Archive - News Article
January 15th, 2013
In a classic incident of the ripple effect on the pond of human life, a local man decided to turn his grief into gain for local library, giving it a facelift one book and one shelf at a time.
During a challenging time in his life, Richard Kizer turned to helping others and the Bishop branch of the Inyo County Free Library became the beneficiary of that philanthropic diversion, resulting in what library staff call a dramatically improved, reorganized, refurbished facility.
With the 100-year anniversary of the completion of the Los Angeles Aqueduct looming, a filmmaker is asking for help in her effort to tell an untold portion of the Owens Valley water wars.
Jenna Cavelle has been working on her documentary, âPAYA: The Untold Story of the L.A.-Owens Valley Water Warâ for the past year-and-a-half, and recently launched a Kick Starter page to help raise the funds needed to complete the project by its proposed release date this summer. âPayaâ is the Paiute word for âwater.â
A local family is feeling the power of prayer, as well as that of financial support, during a harrowing chapter in their young daughterâs life.
Heather and Mike Gehringerâs 16-month-old daughter, Gianna Joy was diagnosed with a life-threatening illness in December. In the weeks that followed, as young Gia began expensive medical treatments, the community â locally and globally â has rallied behind the couple and their daughter.
Itâs been a little more than a month since the probability was discussed of an early and bad flu season. Well, it is now happening.
Across the country, influenza activity continues its sharp rise, with reports of influenza-like-illness nearing what have been peak levels during moderately severe seasons. So far, there is no peak in sight, and this is predicted to be the worst flu season in decades.
Dozens gathered in the historic courtroom in Independence Monday to witness three new public servants being sworn into office.
According to those in attendance, the courtroom was overflowing with family, friends and supporters, as well as many county officials and administrators, to watch as Jeff Griffiths of Bishop, Mark Tillemans of Big Pine and Matt Kingsley of Lone Pine took oaths of office administered by Superior Court Judge Dean Stout.
Standing together, the trio went from Inyo County supervisors-elect to the official representatives of their respective districts.
For the first time in its history, Northern Inyo Hospital will have an orthopedic clinic under its management.
Formerly run by Mammoth Hospital, the existing orthopedic clinic in Bishop will be taken over by NIH and renamed Sierra Crest Orthopedics and Neurology.
Orthopedist Dr. Mark Robinson, who has worked at the clinic since 2005, will run the facility.
A youth-oriented public awareness movement that began with indigenous nations in Canada has made its way to the Owens Valley, prompting three local demonstrations organized by young tribal members.
The âIdle No Moreâ movement got its start in Saskatchewan, Canada with the passage of Bill C-45, an omnibus package that included a reduction in the amount of federally-protected waterways and a fast-tracked process to surrender reserve lands.
The movement began when organizers said a majority of Canadian tribal members didnât speak out about the bill.
Two earthquakes rattled nerves in Bishop Tuesday morning, but didnât otherwise cause any damage.
According to the U.S. Geological Survey, the first quake, a 2.3 on the Richter Scale, took place at 9:43 a.m. about five miles northeast of Bishop.
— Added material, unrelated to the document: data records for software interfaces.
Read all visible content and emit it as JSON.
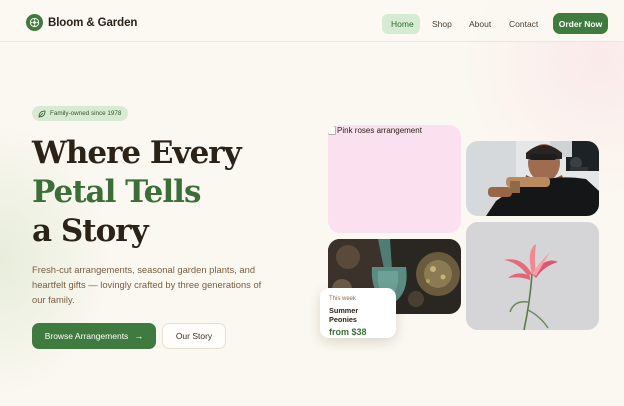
{
  "brand": {
    "name": "Bloom & Garden",
    "logo_icon": "flower-icon",
    "accent": "#3f7a3e"
  },
  "nav": {
    "items": [
      {
        "label": "Home",
        "active": true
      },
      {
        "label": "Shop",
        "active": false
      },
      {
        "label": "About",
        "active": false
      },
      {
        "label": "Contact",
        "active": false
      }
    ],
    "cta_label": "Order Now"
  },
  "hero": {
    "badge": "Family-owned since 1978",
    "badge_icon": "leaf-icon",
    "headline_line1": "Where Every",
    "headline_line2": "Petal Tells",
    "headline_line3": "a Story",
    "subtext": "Fresh-cut arrangements, seasonal garden plants, and heartfelt gifts — lovingly crafted by three generations of our family.",
    "primary_button": "Browse Arrangements",
    "primary_button_icon": "arrow-right-icon",
    "secondary_button": "Our Story"
  },
  "gallery": {
    "roses_alt": "Pink roses arrangement",
    "featured_card": {
      "label": "This week",
      "title": "Summer Peonies",
      "price": "from $38"
    }
  }
}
About a half-hour later, a second quake, a 2.6, was recorded in the same location.
The two Owens Valley quakes come on the heels of a 2.6 recorded near Mammoth Lakes at about 7:30 p.m. Monday, Jan. 7.
Stretching from Tioga Pass south to Olancha, taking in every peak in the Sierra between, the giant Inyo National Forest pretty much dominates everything that does â and does not â happen in the southern half of the Eastern Sierra.
Last week, this land of granite peaks and mile-high meadows lost one of its most familiar and constant voices when Public Affairs Officer Nancy Upham retired Jan. 3.
For 28 years, Upham was in the middle of every single decision â beloved, hated, or often, both at once â rendered by the forestâs revolving door of supervisors.
The local hospital facility is adding a new piece of equipment designed to provide women with a more accurate breast cancer detection screening modality.
Northern Inyo Hospitalâs Board of Directors recently said yes to Radiologist Dr. Stuart Soudersâ request to add a state-of-the-art somoâąV Platinum Automated Breast Ultrasound System to NIHâs breast cancer prevention arsenal.